It was at this early stage I took refuge away from home and I moved to a new job I thought then was an advancement and a real challenge, a new beginning. This captured my energy full-on at first and then soon became boring and mundane. I found it hard to remain interested and engaged. Some parts of the job I liked. Those were the interaction with people when I was in control. The day-to-day stuff became mundane. As I got bored, my concentration waned, and I turned to having a drink to fill my day, take my mind off work and home, and dream about big ventures I might take in the future. The typical avoidance strategy, I soon became wrapped up in this fake world.

I soon looked for a new challenge in work. I moved to a new and what I thought was a more exciting field: consulting with a major worldwide consulting firm. The prospects of travel, money, and moving around the world were the draw card, not the hard work that would go with it. This led to me travelling a lot. I liked the idea of not being at home as it meant that I could avoid all the things that go with having a family life, such as day-to-day responsibilities I never had anyway, dealing with kids and my relationship with my wife. During this period, I was living the life of a single man without a care in the world. The cycle of avoidance started all over again, only this time it was worse than before. I knew I was underperforming at work, and that was being noticed. This led to quitting before I was pushed out, blemishing my record.

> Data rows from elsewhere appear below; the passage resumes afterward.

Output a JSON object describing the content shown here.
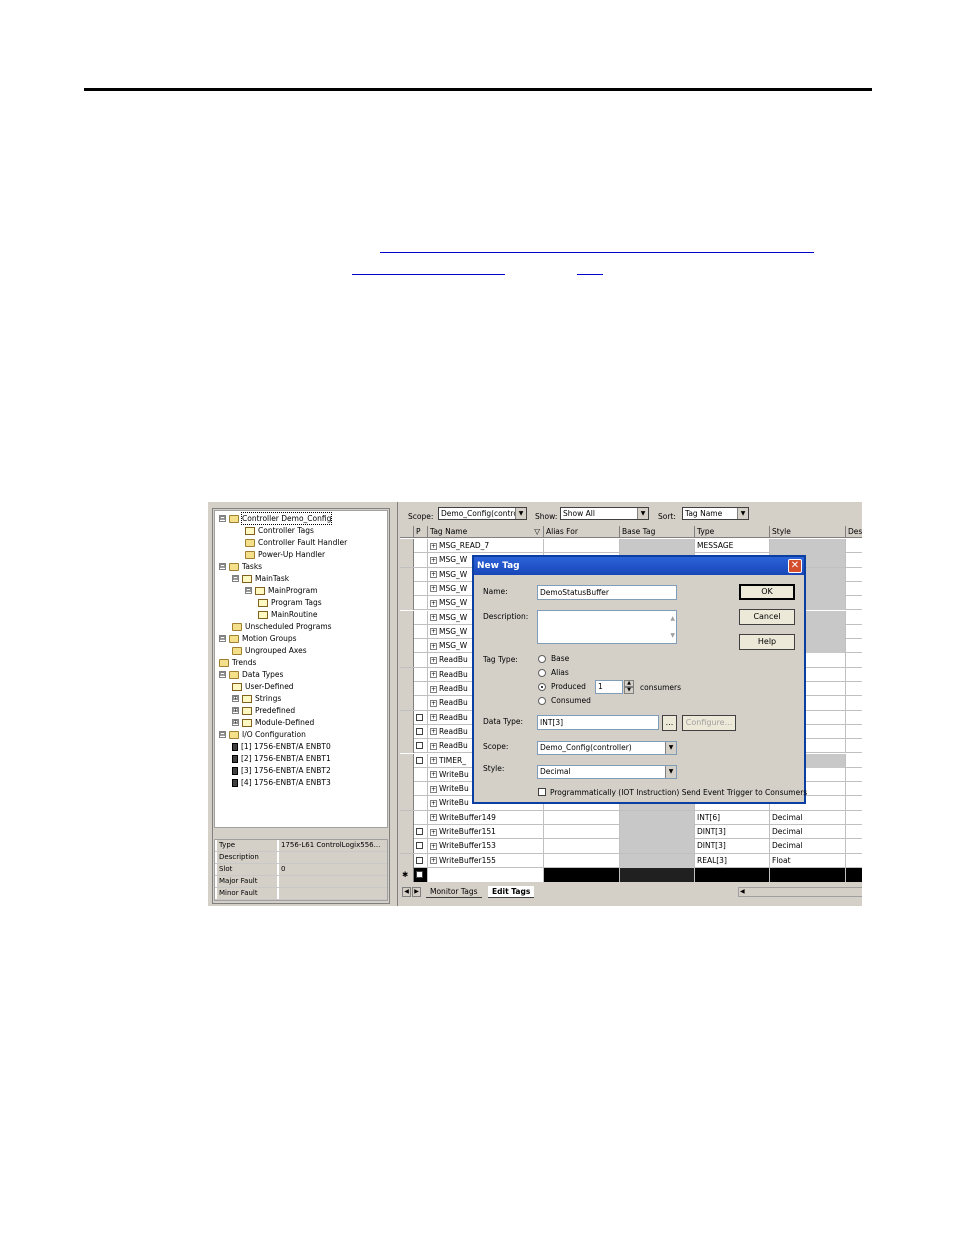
{
  "tree": {
    "items": [
      {
        "label": "Controller Demo_Config",
        "expander": "⊟",
        "icon": "folder-icon"
      },
      {
        "label": "Controller Tags",
        "expander": "",
        "icon": "tag-list-icon"
      },
      {
        "label": "Controller Fault Handler",
        "expander": "",
        "icon": "folder-icon"
      },
      {
        "label": "Power-Up Handler",
        "expander": "",
        "icon": "folder-icon"
      },
      {
        "label": "Tasks",
        "expander": "⊟",
        "icon": "folder-icon"
      },
      {
        "label": "MainTask",
        "expander": "⊟",
        "icon": "task-icon"
      },
      {
        "label": "MainProgram",
        "expander": "⊟",
        "icon": "program-icon"
      },
      {
        "label": "Program Tags",
        "expander": "",
        "icon": "tag-list-icon"
      },
      {
        "label": "MainRoutine",
        "expander": "",
        "icon": "routine-icon"
      },
      {
        "label": "Unscheduled Programs",
        "expander": "",
        "icon": "folder-icon"
      },
      {
        "label": "Motion Groups",
        "expander": "⊟",
        "icon": "folder-icon"
      },
      {
        "label": "Ungrouped Axes",
        "expander": "",
        "icon": "folder-icon"
      },
      {
        "label": "Trends",
        "expander": "",
        "icon": "folder-icon"
      },
      {
        "label": "Data Types",
        "expander": "⊟",
        "icon": "folder-icon"
      },
      {
        "label": "User-Defined",
        "expander": "",
        "icon": "data-type-icon"
      },
      {
        "label": "Strings",
        "expander": "⊞",
        "icon": "data-type-icon"
      },
      {
        "label": "Predefined",
        "expander": "⊞",
        "icon": "data-type-icon"
      },
      {
        "label": "Module-Defined",
        "expander": "⊞",
        "icon": "data-type-icon"
      },
      {
        "label": "I/O Configuration",
        "expander": "⊟",
        "icon": "folder-icon"
      },
      {
        "label": "[1] 1756-ENBT/A ENBT0",
        "expander": "",
        "icon": "module-icon"
      },
      {
        "label": "[2] 1756-ENBT/A ENBT1",
        "expander": "",
        "icon": "module-icon"
      },
      {
        "label": "[3] 1756-ENBT/A ENBT2",
        "expander": "",
        "icon": "module-icon"
      },
      {
        "label": "[4] 1756-ENBT/A ENBT3",
        "expander": "",
        "icon": "module-icon"
      }
    ]
  },
  "properties": [
    {
      "key": "Type",
      "value": "1756-L61 ControlLogix556..."
    },
    {
      "key": "Description",
      "value": ""
    },
    {
      "key": "Slot",
      "value": "0"
    },
    {
      "key": "Major Fault",
      "value": ""
    },
    {
      "key": "Minor Fault",
      "value": ""
    }
  ],
  "toolbar": {
    "scope_label": "Scope:",
    "scope_value": "Demo_Config(contrc",
    "show_label": "Show:",
    "show_value": "Show All",
    "sort_label": "Sort:",
    "sort_value": "Tag Name"
  },
  "grid": {
    "headers": {
      "p": "P",
      "name": "Tag Name",
      "sort_indicator": "▽",
      "alias": "Alias For",
      "base": "Base Tag",
      "type": "Type",
      "style": "Style",
      "desc": "Des"
    },
    "rows": [
      {
        "checkbox": false,
        "name": "MSG_READ_7",
        "type": "MESSAGE",
        "style": "",
        "style_gray": true
      },
      {
        "checkbox": false,
        "name": "MSG_W",
        "type": "",
        "style": "",
        "style_gray": true
      },
      {
        "checkbox": false,
        "name": "MSG_W",
        "type": "",
        "style": "",
        "style_gray": true
      },
      {
        "checkbox": false,
        "name": "MSG_W",
        "type": "",
        "style": "",
        "style_gray": true
      },
      {
        "checkbox": false,
        "name": "MSG_W",
        "type": "",
        "style": "",
        "style_gray": true
      },
      {
        "checkbox": false,
        "name": "MSG_W",
        "type": "",
        "style": "",
        "style_gray": true
      },
      {
        "checkbox": false,
        "name": "MSG_W",
        "type": "",
        "style": "",
        "style_gray": true
      },
      {
        "checkbox": false,
        "name": "MSG_W",
        "type": "",
        "style": "",
        "style_gray": true
      },
      {
        "checkbox": false,
        "name": "ReadBu",
        "type": "",
        "style": "",
        "style_gray": false
      },
      {
        "checkbox": false,
        "name": "ReadBu",
        "type": "",
        "style": "",
        "style_gray": false
      },
      {
        "checkbox": false,
        "name": "ReadBu",
        "type": "",
        "style": "",
        "style_gray": false
      },
      {
        "checkbox": false,
        "name": "ReadBu",
        "type": "",
        "style": "",
        "style_gray": false
      },
      {
        "checkbox": true,
        "name": "ReadBu",
        "type": "",
        "style": "",
        "style_gray": false
      },
      {
        "checkbox": true,
        "name": "ReadBu",
        "type": "",
        "style": "",
        "style_gray": false
      },
      {
        "checkbox": true,
        "name": "ReadBu",
        "type": "",
        "style": "",
        "style_gray": false
      },
      {
        "checkbox": true,
        "name": "TIMER_",
        "type": "",
        "style": "",
        "style_gray": true
      },
      {
        "checkbox": false,
        "name": "WriteBu",
        "type": "",
        "style": "",
        "style_gray": false
      },
      {
        "checkbox": false,
        "name": "WriteBu",
        "type": "",
        "style": "",
        "style_gray": false
      },
      {
        "checkbox": false,
        "name": "WriteBu",
        "type": "",
        "style": "",
        "style_gray": false
      },
      {
        "checkbox": false,
        "name": "WriteBuffer149",
        "type": "INT[6]",
        "style": "Decimal",
        "style_gray": false
      },
      {
        "checkbox": true,
        "name": "WriteBuffer151",
        "type": "DINT[3]",
        "style": "Decimal",
        "style_gray": false
      },
      {
        "checkbox": true,
        "name": "WriteBuffer153",
        "type": "DINT[3]",
        "style": "Decimal",
        "style_gray": false
      },
      {
        "checkbox": true,
        "name": "WriteBuffer155",
        "type": "REAL[3]",
        "style": "Float",
        "style_gray": false
      }
    ],
    "new_row_marker": "✱"
  },
  "tabs": {
    "monitor": "Monitor Tags",
    "edit": "Edit Tags"
  },
  "dialog": {
    "title": "New Tag",
    "close_glyph": "✕",
    "name_label": "Name:",
    "name_value": "DemoStatusBuffer",
    "description_label": "Description:",
    "tag_type_label": "Tag Type:",
    "tag_types": [
      "Base",
      "Alias",
      "Produced",
      "Consumed"
    ],
    "selected_tag_type": "Produced",
    "consumers_value": "1",
    "consumers_label": "consumers",
    "data_type_label": "Data Type:",
    "data_type_value": "INT[3]",
    "browse_label": "...",
    "configure_label": "Configure...",
    "scope_label": "Scope:",
    "scope_value": "Demo_Config(controller)",
    "style_label": "Style:",
    "style_value": "Decimal",
    "iot_label": "Programmatically (IOT Instruction) Send Event Trigger to Consumers",
    "iot_checked": false,
    "ok_label": "OK",
    "cancel_label": "Cancel",
    "help_label": "Help"
  }
}
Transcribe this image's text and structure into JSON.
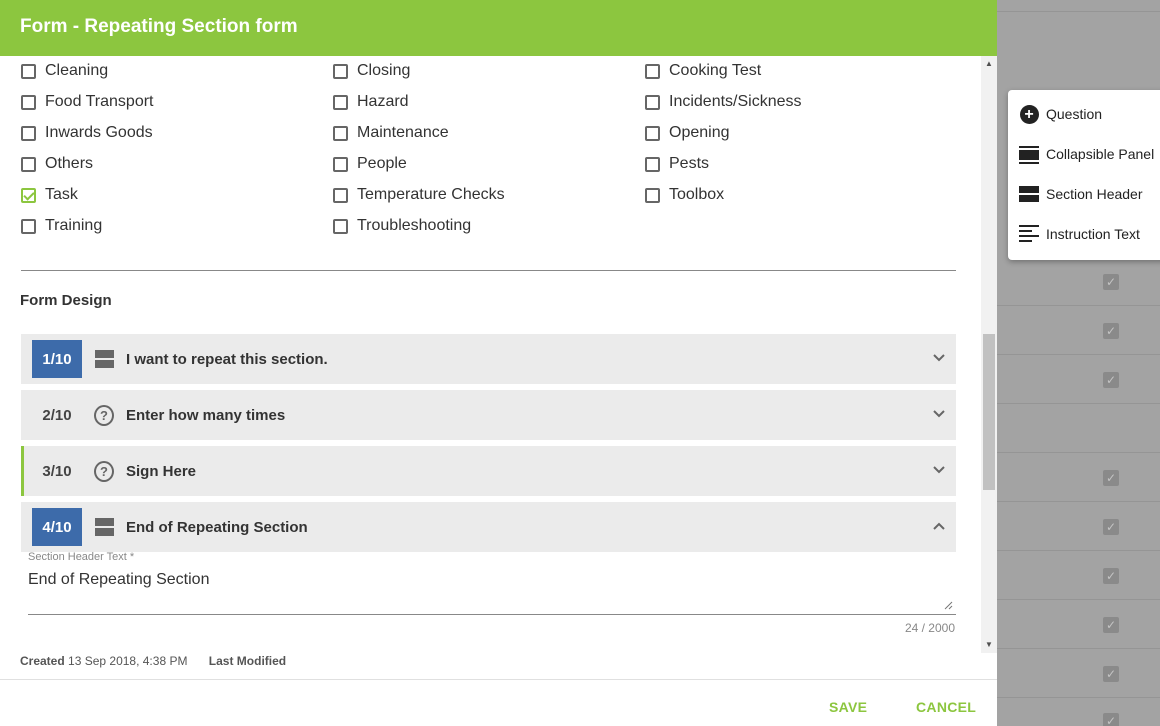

This cycle continued for four years. Eventually this all came out in the open due to my stupidity. I soon attempted to take my life and ended up in hospital under care. I discharged myself as I thought I had reached rock bottom and could solve whatever was wrong with me. How untrue this was. This was an early cry for help, but the “demon” had me and wouldn’t let go. I saw that there was no way out, and no matter what people told me, I became unmanageable. I spiraled down into the depths of depression and avoidance and all those things associated with PTSD. Once again I tried to take my life, this time very nearly succeeding. My wife came home early, and the quick work of paramedics and hospital staff saved me. Thank God I am here to tell my story and help others.

Coming to the point of where I am at now is due to several positive changes I have made to my life, both physical and mental. I have reengaged with getting physically fit as this is one of the easiest and quickest ways in improving my overall health, allowing me to better concentrate on getting my mental health/physiological space in order. What has worked for me over the last 18 months is this combination of working on both the physical and mental balance in my life. I initially progressed on a journey of intense physiological therapy with a clinical physiologist. It was most important that I found a professional with whom I could connect and who understood my story. Also, it was great they understood PTSD and the military.

Cognitive behavioral therapy (CBT) has been especially successful in my recovery. It has enabled me to understand the trauma and place it in perspective. I feel it has been important for me to relive the trauma and then accept it. The addition of medication has also played an important role. Used in combination with therapy, it has helped me to readjust and focus on the here-and-now and on my future. I also found that it is important to get the right level of medication that works for me. If I wasn’t getting the results I wanted I would discuss this with my psychiatrist, and we would change my meds until they were complementary to my recovery and therapy.

One of the greatest self-help therapies I have used has been to write down my story and journey through recovery. This is extremely cathartic in getting the emotions out and putting them into perspective. This journey over the last 18 months has been one of personal discovery and enlightenment. By no means has it been easy. However, it has been rewarding as I can now help others to overcome the stigma of PTSD. I am now lecturing at Command & Staff College and Army promotion courses on PTSD and recovery from traumatic experiences, and on the ethical and moral dilemmas associated with making command decisions on operations. PTSD does not differ from physical trauma; it just happens to manifest itself in specific ways. It is important to bring the discussion out into the open and demystify it.